Even tho I will not support this movie for reasons previously stated here is some news on it....
Streep's, Baldwin's Awards Complications
Published: November 25, 2009
Is Meryl Streep having an even better awards-worthy year than we recognized? And is Alec Baldwin in line for a extremely rare feat? It’s possible that she is, and he is, and the “It’s Complicated” co-stars could have some nice awards-season complications of their own.
For months, awards-watchers have been talking about Streep possibly having two nomination-worthy roles this year, and of the potential conflict between Sony’s best-actress Oscar campaign on behalf of Streep’s performance in “Julie & Julia” and Universal’s push for the same award for “It’s Complicated.”
“J&J” seems to be her likeliest bet, though Universal has derided suggestions that they’ll soft-pedal their own campaign in deference to the Sony film as “nonsense.”
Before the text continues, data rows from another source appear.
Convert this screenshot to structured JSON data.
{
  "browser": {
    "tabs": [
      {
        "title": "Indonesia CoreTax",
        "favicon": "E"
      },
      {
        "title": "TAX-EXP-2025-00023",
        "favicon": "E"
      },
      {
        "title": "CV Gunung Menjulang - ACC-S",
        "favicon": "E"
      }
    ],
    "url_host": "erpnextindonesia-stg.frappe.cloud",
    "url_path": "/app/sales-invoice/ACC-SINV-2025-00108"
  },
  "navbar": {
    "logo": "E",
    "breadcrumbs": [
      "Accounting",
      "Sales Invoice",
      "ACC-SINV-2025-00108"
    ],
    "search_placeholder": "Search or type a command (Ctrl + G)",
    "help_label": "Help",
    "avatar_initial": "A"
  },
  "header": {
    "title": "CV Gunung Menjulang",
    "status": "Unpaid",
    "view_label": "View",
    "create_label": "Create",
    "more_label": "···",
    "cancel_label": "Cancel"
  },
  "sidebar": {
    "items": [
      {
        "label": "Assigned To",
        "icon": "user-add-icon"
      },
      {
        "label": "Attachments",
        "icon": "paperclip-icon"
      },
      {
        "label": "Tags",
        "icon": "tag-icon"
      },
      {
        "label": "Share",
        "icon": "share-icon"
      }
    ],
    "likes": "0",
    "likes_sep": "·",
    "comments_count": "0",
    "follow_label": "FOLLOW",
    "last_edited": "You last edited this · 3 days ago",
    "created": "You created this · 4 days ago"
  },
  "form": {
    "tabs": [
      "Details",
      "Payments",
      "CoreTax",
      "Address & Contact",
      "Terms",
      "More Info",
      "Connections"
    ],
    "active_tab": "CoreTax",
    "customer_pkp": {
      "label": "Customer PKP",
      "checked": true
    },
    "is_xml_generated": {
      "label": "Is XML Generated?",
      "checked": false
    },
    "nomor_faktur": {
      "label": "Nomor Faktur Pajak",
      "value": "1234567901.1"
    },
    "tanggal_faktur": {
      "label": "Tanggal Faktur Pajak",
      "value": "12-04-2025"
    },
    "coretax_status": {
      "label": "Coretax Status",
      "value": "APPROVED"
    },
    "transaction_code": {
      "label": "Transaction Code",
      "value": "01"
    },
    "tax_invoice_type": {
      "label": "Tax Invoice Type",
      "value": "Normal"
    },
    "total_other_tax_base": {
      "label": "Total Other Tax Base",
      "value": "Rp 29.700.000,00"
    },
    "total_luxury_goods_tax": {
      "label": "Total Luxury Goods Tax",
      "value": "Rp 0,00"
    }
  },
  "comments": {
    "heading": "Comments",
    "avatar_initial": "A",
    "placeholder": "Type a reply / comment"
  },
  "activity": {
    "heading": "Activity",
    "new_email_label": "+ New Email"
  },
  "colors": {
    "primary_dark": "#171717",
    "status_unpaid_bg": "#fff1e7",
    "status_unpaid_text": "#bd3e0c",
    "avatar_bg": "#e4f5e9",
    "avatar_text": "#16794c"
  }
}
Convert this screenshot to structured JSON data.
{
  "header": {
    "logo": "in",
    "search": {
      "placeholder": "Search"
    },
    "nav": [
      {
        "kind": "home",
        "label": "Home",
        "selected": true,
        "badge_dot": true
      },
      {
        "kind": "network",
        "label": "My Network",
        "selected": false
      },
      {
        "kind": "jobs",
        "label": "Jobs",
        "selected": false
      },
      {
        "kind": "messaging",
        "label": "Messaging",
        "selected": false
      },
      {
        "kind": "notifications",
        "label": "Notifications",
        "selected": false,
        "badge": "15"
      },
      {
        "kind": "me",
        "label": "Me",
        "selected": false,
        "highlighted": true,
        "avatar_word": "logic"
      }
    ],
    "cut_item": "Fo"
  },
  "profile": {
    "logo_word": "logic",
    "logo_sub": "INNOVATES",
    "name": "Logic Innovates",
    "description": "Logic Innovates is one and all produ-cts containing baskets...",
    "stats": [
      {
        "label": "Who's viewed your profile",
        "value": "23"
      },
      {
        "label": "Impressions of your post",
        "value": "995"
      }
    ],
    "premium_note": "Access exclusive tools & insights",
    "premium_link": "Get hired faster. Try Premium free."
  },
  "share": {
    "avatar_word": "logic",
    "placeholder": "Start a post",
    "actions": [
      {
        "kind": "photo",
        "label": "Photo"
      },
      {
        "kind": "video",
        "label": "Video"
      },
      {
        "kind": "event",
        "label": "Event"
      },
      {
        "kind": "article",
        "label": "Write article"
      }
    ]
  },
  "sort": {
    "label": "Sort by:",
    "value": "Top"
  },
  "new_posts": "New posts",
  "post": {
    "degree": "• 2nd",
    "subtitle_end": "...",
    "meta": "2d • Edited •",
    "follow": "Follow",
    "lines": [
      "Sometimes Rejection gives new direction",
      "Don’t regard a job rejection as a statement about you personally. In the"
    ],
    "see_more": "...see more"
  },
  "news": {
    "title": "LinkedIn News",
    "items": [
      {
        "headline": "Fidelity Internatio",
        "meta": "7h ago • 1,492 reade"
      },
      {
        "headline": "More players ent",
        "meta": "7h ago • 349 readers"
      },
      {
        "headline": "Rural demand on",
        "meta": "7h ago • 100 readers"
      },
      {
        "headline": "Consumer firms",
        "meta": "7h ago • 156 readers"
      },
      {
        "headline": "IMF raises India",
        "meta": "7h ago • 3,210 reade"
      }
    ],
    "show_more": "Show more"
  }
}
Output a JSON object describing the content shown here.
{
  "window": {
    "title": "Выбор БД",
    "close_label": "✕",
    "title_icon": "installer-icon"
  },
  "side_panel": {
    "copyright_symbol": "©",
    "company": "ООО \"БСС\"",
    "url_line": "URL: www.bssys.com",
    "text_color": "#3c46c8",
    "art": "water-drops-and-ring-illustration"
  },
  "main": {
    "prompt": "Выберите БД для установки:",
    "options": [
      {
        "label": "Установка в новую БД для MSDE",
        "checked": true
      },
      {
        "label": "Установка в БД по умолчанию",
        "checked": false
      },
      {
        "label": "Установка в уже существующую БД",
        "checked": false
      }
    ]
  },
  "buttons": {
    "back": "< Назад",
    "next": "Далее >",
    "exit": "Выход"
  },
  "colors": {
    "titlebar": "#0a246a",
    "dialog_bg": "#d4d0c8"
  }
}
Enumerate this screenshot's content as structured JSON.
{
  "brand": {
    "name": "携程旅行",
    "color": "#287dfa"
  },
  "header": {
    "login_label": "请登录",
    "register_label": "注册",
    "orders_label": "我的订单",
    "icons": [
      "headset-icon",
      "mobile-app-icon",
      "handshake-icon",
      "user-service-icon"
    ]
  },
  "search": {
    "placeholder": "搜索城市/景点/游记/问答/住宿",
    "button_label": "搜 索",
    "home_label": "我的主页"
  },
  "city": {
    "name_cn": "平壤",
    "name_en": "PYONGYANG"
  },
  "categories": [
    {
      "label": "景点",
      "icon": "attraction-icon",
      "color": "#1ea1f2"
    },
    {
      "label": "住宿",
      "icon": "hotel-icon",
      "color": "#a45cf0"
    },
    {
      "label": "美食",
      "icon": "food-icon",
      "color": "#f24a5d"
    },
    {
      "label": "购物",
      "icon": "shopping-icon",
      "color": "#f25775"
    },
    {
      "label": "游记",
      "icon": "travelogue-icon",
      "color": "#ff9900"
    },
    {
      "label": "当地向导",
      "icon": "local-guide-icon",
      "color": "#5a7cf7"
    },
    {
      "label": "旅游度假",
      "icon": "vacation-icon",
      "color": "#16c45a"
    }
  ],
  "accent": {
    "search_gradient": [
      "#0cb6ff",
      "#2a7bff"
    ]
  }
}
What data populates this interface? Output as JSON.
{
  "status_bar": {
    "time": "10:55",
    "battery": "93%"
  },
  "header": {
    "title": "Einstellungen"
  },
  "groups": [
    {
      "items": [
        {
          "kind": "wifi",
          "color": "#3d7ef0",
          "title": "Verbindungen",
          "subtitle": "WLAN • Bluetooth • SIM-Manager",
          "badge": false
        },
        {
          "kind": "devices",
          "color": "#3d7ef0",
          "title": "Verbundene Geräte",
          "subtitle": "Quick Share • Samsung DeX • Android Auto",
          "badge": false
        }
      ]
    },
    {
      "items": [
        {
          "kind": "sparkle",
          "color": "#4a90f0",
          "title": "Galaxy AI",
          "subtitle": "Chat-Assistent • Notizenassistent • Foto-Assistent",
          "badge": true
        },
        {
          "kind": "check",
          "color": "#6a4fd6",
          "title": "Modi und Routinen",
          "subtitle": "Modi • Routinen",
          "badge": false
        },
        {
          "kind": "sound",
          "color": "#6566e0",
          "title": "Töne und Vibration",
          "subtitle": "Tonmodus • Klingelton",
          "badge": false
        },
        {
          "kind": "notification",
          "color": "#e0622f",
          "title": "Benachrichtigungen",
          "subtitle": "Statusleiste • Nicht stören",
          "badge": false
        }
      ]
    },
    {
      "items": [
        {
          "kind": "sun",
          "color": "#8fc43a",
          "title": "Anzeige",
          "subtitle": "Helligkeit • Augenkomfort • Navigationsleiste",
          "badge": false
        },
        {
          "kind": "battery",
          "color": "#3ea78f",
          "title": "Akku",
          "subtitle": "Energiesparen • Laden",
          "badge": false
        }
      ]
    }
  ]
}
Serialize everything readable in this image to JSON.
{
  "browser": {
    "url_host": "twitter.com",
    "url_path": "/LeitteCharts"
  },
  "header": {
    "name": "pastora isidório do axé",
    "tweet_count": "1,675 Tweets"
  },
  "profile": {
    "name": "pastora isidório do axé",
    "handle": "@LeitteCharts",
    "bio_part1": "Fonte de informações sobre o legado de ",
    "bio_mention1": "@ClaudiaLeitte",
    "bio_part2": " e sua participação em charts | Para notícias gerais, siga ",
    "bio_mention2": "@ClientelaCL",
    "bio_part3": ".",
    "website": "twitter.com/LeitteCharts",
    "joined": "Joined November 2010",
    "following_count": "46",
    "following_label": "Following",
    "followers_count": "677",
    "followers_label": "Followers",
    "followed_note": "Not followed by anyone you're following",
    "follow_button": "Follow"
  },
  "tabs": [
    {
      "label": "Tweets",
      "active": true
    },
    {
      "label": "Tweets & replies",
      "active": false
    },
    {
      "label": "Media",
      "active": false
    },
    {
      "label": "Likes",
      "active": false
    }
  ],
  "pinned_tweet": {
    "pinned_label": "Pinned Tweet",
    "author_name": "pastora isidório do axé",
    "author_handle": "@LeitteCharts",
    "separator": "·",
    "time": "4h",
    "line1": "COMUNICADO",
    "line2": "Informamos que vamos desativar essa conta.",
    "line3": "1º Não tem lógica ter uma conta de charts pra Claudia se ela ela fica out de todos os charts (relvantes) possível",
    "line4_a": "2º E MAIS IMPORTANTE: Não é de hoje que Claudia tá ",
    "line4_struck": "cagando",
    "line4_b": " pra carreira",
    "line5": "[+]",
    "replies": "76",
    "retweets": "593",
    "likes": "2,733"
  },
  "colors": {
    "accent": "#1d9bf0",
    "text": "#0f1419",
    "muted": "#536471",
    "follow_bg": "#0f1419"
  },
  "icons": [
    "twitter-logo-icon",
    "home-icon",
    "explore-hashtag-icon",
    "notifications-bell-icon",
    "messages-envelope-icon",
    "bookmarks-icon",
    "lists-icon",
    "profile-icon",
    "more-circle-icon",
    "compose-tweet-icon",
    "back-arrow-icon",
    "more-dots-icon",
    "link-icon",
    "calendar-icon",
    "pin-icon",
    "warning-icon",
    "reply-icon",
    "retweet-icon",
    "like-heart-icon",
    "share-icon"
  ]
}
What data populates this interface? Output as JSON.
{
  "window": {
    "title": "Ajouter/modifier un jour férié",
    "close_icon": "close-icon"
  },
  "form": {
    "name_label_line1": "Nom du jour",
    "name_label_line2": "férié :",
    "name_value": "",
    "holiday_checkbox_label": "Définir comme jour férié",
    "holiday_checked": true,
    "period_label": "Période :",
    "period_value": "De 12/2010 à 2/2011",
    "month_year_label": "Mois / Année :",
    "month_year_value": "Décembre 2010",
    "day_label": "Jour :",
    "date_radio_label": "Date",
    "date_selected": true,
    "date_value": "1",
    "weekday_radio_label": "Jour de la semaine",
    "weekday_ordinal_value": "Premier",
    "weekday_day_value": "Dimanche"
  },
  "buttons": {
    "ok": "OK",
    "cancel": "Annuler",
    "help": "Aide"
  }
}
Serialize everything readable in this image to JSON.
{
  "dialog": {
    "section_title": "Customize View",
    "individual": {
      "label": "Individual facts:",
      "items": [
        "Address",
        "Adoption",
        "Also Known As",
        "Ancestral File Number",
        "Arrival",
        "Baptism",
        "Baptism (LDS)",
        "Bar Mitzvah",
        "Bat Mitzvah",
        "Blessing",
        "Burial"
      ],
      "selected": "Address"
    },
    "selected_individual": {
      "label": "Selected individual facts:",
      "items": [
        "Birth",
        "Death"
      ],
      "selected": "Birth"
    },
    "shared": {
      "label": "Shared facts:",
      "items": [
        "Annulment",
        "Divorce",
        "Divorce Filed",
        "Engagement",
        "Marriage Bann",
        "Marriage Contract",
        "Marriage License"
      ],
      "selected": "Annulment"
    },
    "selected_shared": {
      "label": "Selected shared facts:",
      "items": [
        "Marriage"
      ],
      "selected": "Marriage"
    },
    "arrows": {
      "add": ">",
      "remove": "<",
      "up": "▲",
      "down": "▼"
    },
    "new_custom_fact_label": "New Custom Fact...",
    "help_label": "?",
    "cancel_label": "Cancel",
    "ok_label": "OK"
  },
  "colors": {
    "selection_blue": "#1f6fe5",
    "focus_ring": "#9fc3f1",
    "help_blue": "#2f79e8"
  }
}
Overlooked in all of this is that she also has a third role that might be in the awards picture – not at the Oscars, mind you, but at the Screen Actors Guild Awards, where Wes Anderson’s animated feature “Fantastic Mr. Fox” has qualified in the “outstanding performance by a cast in a motion picture” category.
Of course it’s a longshot, though “Mr. Fox” is well-liked and the ensemble cast is starry enough to attract attention, with the likes of Streep, George Clooney, Bill Murray, Jason Schwartzman, Willem Dafoe and Owen Wilson.
It also puts Clooney in the running for a trifecta, given his performances in “Up in the Air” (where he’s an almost certain nominee for both the Oscars and the SAG Awards) and “The Men Who Stare at Goats” (where he isn't).
Streep’s “It’s Complicated” co-star Baldwin, meanwhile, continues to pick up some buzz for his supporting performance in that film, though until the film begins to screen more actively (which it will do imminently), it’s hard to tell just how reliable the reports of his fabulousness are.
But assuming that he really is in a position to land a supporting-actor nomination, it got me wondering: with Baldwin co-hosting the Oscar show with Steve Martin, when was the last time an Oscar host was also a nominee?
It hasn’t happened often, and not since the 1986 Oscars. That’s when Australian actor Paul Hogan co-hosted the show with Chevy Chase and Goldie Hawn, and was also a nominee – not for acting, but for co-writing “Crocodile Dundee.”
The last time an acting nominee was also a host was the ’75 Oscars, when Walter Matthau was a best-actor nominee for “The Sunshine Boys” and a host alongside Goldie Hawn (again), Gene Kelly, George Segal and Robert Shaw. Two years earlier, Michael Caine was one of four co-hosts, in addition to being a best-actor nominee for “Sleuth.”
But when it comes to taking home Oscars on a night when he’s also working, the champion is the guy who turned his purported failure to win Academy Awards into a running joke. Bob Hope never won a competitive Oscar, but he was given the Jean Hersholt Humanitarian Award, two honorary Oscars and two “special awards” – and all five presentations came during shows he hosted.
Presumably, Hope didn’t use that “the Oscars, or as it’s known in my house, Passover” line on those particular shows.